The good-times-are-coming-back attitude extended to the after hours, too. A Microsoft party celebrated two of Redmond's latest hatchlings: the Bing search engine and the Windows 7 operating system. A MySpace-hosted concert hailed the social site's music-centric revamp with a performance by Weezer; the downtown Regency Ballroom flooded with young hipsters who quite likely didn't know how to tie their shoes when the band released its debut album in 1994. And an official Web 2.0 after-party on behalf of venture firm Canaan Partners, which has backed the likes of DoubleClick and Match.com, appeared to be celebrating the fact that in the tech industry it's OK for adults to throw back glasses of champagne and play with orange Silly Putty and glow sticks. (Both of those, as well as copious amounts of alcohol, were distributed at the soiree.)

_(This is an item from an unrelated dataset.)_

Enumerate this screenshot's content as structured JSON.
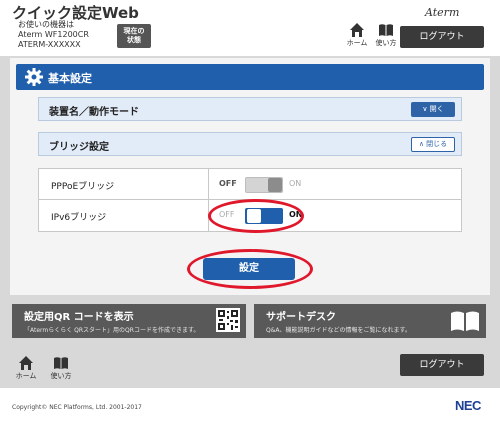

But it's not over yet. Two of the big companies with executives in the Summit lineup, MySpace and AOL, have yet to prove that their much-talked-about reinventions will actually be successful. Audience members whispered to one another that Twitter's "fail whale" error message was rearing its head on occasion during the conference, a sign that the mega-hyped poster child of the real-time Web still has a few kinks to iron out.
The Web 2.0 Summit is by nature a tableau of bigwigs: CEOs, politicians, big-think inventor types. And the whiz-bang announcements emerging from it came from the likes of Microsoft, News Corp., and Google--and they were, for the most part, deals rather than legitimate technological innovations. With a few exceptions--red-hot geo start-up Foursquare, well-connected dictionary project Wordnik - there was very little at the Web 2.0 Summit that came from legitimately new companies and ideas. There wasn't much of a presence at the conference, whether in the audience or on stage, for the small- and medium-sized businesses that are responsible for so much of Silicon Valley's spirit, the ones who keep the tech industry a whole lot more interesting than boardroom suits.

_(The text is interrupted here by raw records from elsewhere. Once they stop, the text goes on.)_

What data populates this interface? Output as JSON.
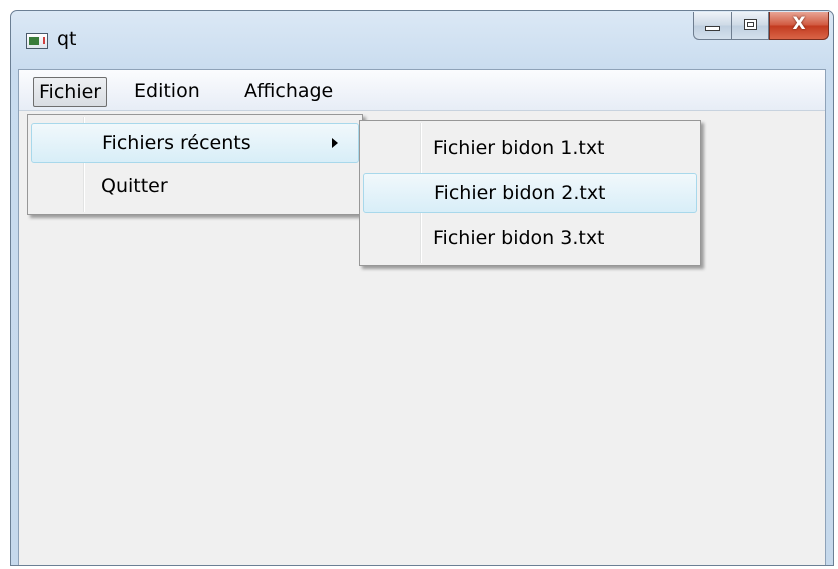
{
  "window": {
    "title": "qt",
    "app_icon": "qt-app-icon",
    "buttons": {
      "minimize": "minimize-icon",
      "maximize": "maximize-icon",
      "close_glyph": "X"
    }
  },
  "menubar": {
    "items": [
      "Fichier",
      "Edition",
      "Affichage"
    ],
    "active": "Fichier"
  },
  "fichier_menu": {
    "items": [
      {
        "label": "Fichiers récents",
        "has_submenu": true,
        "highlighted": true
      },
      {
        "label": "Quitter",
        "has_submenu": false,
        "highlighted": false
      }
    ]
  },
  "recent_submenu": {
    "items": [
      {
        "label": "Fichier bidon 1.txt",
        "highlighted": false
      },
      {
        "label": "Fichier bidon 2.txt",
        "highlighted": true
      },
      {
        "label": "Fichier bidon 3.txt",
        "highlighted": false
      }
    ]
  },
  "colors": {
    "menu_highlight": "#d8eef8",
    "menu_highlight_border": "#a8d8eb",
    "close_button": "#c94a2d",
    "client_background": "#f0f0f0"
  }
}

It's worth noting that small companies aren't sitting on $22 billion in cash or have Steve Ballmer's phone number on speed-dial. And some of them might have a very different song to sing with regard to the health of the industry. Venture dollars are still closely guarded, and ad-supported business models don't look anywhere near as sunny as they did in 2006.
Where were the small players? Probably at their offices conducting business as usual. A handful chose to indulge in a $150-a-head event on Monday night that featured a dinner, networking mixer, and poker tournament at one Valley investment banker's Tudor mansion in nearby Los Altos Hills, organized by the SF New Tech Meetup group. The crowd, a mix of small-time start-up guys, a few perennial scenesters, and a handful of legitimate dot-com era veterans, largely wasn't planning to attend Web 2.0 Summit later in the week. It's not all that relevant to start-ups anymore, some commented over the pre-poker dinner.
Others expressed outright scorn at the idea of ponying up four grand for a conference. "Never underestimate how much money is squandered simply because there was someone borderline sociopathic managing it," remarked one who asked not to be identified.
Vocal opposition to the big-ticket conference circuit isn't anywhere near universal, of course. This year, with the impressive speaker roster and barrage of announcements, it seemed like an especially productive affair, and talk of economic recovery kept things buoyant. But after everything the industry's been through in the past year, sometimes talk can just seem like, well, talk. You fork over a few G's, you watch a bunch of billionaires chatter about innovation, you exchange some business cards or LinkedIn contact requests over lunch, and sometimes you get so caught up in it all that you aren't even really sure what you paid for.
"I'm completely exhausted," said a consultant who'd flown in from the U.K. for the whirlwind event, a few yards away from the open bar at the Web 2.0 Summit closing cocktail reception on Thursday afternoon. Gesturing to the glass of wine in his hand, he added, "I'm just trying to get the last of my money's worth."